[Prompt]
Copy each line below that has "price".

-------- Task inputs

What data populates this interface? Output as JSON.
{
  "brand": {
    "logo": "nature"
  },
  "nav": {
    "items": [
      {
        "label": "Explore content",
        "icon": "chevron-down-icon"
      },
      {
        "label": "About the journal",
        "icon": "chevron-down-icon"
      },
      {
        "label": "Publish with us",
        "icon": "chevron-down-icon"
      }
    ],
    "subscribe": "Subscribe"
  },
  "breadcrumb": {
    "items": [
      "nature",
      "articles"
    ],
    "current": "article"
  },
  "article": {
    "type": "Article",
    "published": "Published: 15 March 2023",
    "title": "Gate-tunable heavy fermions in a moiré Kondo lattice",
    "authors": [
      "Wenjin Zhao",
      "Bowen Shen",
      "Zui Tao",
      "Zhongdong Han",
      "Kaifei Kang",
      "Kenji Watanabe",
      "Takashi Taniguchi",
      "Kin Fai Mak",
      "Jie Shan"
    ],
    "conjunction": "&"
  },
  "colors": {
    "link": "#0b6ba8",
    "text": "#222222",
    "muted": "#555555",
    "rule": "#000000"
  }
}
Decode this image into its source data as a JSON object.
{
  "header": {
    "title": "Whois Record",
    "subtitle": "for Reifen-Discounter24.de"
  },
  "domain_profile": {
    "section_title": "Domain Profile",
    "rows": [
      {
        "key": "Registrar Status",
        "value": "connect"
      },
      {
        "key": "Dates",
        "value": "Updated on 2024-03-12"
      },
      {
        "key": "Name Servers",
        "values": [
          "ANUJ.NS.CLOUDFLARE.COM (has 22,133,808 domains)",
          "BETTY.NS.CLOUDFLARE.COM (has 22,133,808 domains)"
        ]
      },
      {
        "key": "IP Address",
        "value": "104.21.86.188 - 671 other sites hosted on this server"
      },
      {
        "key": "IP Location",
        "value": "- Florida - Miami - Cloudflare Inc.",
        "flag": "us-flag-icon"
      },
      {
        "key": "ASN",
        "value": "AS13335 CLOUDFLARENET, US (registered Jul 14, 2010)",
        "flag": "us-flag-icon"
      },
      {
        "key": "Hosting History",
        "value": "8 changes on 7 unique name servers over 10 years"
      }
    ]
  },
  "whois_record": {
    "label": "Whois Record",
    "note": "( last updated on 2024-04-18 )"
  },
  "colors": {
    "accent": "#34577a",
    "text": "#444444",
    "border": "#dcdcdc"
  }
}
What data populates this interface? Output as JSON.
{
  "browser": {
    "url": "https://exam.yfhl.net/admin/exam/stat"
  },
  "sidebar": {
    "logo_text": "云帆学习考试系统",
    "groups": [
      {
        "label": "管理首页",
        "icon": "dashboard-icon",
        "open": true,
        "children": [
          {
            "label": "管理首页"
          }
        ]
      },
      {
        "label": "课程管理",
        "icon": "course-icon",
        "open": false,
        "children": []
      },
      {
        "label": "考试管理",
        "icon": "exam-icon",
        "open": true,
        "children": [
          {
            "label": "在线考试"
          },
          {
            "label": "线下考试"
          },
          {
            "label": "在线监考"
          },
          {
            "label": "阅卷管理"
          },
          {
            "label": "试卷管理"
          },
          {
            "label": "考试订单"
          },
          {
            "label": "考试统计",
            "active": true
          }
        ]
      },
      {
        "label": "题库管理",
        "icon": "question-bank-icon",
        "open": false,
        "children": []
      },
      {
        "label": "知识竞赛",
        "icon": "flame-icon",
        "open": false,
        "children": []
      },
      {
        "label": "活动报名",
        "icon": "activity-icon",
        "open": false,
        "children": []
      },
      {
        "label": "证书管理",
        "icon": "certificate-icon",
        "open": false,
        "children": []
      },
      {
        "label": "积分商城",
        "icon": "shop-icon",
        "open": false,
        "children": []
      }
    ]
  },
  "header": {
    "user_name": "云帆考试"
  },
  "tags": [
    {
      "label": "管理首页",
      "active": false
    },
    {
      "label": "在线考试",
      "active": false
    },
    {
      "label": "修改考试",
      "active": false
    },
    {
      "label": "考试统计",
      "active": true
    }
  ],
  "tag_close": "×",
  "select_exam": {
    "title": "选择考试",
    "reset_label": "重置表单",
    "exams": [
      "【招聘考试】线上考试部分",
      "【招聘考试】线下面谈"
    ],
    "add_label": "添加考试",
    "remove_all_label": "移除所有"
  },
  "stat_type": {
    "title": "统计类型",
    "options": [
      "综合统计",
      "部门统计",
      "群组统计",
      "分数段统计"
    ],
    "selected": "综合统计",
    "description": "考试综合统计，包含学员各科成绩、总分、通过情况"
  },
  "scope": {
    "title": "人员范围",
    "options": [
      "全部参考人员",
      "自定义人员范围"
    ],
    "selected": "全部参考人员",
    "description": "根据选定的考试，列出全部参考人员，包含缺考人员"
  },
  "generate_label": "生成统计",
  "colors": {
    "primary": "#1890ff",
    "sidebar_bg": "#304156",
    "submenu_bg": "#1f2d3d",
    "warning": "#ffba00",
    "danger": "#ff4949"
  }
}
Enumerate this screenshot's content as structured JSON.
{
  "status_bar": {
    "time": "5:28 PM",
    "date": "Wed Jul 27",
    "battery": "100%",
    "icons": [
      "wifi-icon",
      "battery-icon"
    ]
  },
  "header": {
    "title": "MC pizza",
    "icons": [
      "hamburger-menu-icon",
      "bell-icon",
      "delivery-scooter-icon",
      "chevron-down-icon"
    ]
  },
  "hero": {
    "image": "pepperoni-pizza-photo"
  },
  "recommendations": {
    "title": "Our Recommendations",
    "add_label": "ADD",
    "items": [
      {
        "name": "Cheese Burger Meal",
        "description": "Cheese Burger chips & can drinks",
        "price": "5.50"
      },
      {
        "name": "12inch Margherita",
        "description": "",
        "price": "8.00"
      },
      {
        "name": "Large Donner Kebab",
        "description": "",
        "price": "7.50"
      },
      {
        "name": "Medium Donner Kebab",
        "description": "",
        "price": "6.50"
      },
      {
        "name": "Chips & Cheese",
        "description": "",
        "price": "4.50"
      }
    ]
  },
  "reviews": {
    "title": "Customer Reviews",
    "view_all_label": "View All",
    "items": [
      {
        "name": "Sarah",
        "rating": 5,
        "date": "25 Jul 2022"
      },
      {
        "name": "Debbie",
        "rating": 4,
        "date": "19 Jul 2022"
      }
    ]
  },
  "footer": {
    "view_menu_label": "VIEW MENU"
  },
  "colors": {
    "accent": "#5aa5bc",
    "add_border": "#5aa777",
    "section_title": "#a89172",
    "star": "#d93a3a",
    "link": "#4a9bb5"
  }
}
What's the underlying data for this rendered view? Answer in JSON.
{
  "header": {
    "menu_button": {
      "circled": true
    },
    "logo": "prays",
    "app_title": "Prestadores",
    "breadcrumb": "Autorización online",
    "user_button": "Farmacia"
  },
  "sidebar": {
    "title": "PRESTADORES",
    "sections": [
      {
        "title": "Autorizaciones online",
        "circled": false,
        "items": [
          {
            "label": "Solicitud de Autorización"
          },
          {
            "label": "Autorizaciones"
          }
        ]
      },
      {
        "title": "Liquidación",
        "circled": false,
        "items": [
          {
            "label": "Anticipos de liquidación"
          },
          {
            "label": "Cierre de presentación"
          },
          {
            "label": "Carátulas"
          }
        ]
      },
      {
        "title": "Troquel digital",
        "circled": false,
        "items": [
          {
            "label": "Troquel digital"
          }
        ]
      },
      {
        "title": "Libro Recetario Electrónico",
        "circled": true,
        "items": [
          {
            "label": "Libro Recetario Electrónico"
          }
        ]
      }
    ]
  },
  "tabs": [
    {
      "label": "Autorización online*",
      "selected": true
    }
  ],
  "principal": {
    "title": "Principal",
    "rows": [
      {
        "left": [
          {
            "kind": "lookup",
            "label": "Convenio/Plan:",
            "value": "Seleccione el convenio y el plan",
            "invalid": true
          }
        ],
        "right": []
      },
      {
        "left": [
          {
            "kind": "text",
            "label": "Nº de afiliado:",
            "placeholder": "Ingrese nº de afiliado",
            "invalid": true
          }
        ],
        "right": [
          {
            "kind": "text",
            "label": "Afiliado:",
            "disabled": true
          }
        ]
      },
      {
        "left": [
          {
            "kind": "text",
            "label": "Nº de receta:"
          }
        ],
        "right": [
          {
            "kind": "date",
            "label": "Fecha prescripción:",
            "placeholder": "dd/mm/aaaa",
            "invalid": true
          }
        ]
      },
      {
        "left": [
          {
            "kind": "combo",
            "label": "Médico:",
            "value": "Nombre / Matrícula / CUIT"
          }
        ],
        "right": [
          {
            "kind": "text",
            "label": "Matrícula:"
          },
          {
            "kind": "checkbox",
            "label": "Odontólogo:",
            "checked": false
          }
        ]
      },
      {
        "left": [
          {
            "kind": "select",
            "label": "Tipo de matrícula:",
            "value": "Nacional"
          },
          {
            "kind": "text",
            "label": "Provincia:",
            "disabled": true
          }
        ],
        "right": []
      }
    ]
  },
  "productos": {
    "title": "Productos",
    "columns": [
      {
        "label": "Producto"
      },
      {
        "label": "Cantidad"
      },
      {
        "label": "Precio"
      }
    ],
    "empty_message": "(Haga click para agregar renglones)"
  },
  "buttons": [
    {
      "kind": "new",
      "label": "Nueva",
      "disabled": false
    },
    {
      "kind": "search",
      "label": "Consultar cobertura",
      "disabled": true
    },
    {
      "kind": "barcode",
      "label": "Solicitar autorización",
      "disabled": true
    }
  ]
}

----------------

[Solution to the exercise]
        "price": "5.50"
        "price": "8.00"
        "price": "7.50"
        "price": "6.50"
        "price": "4.50"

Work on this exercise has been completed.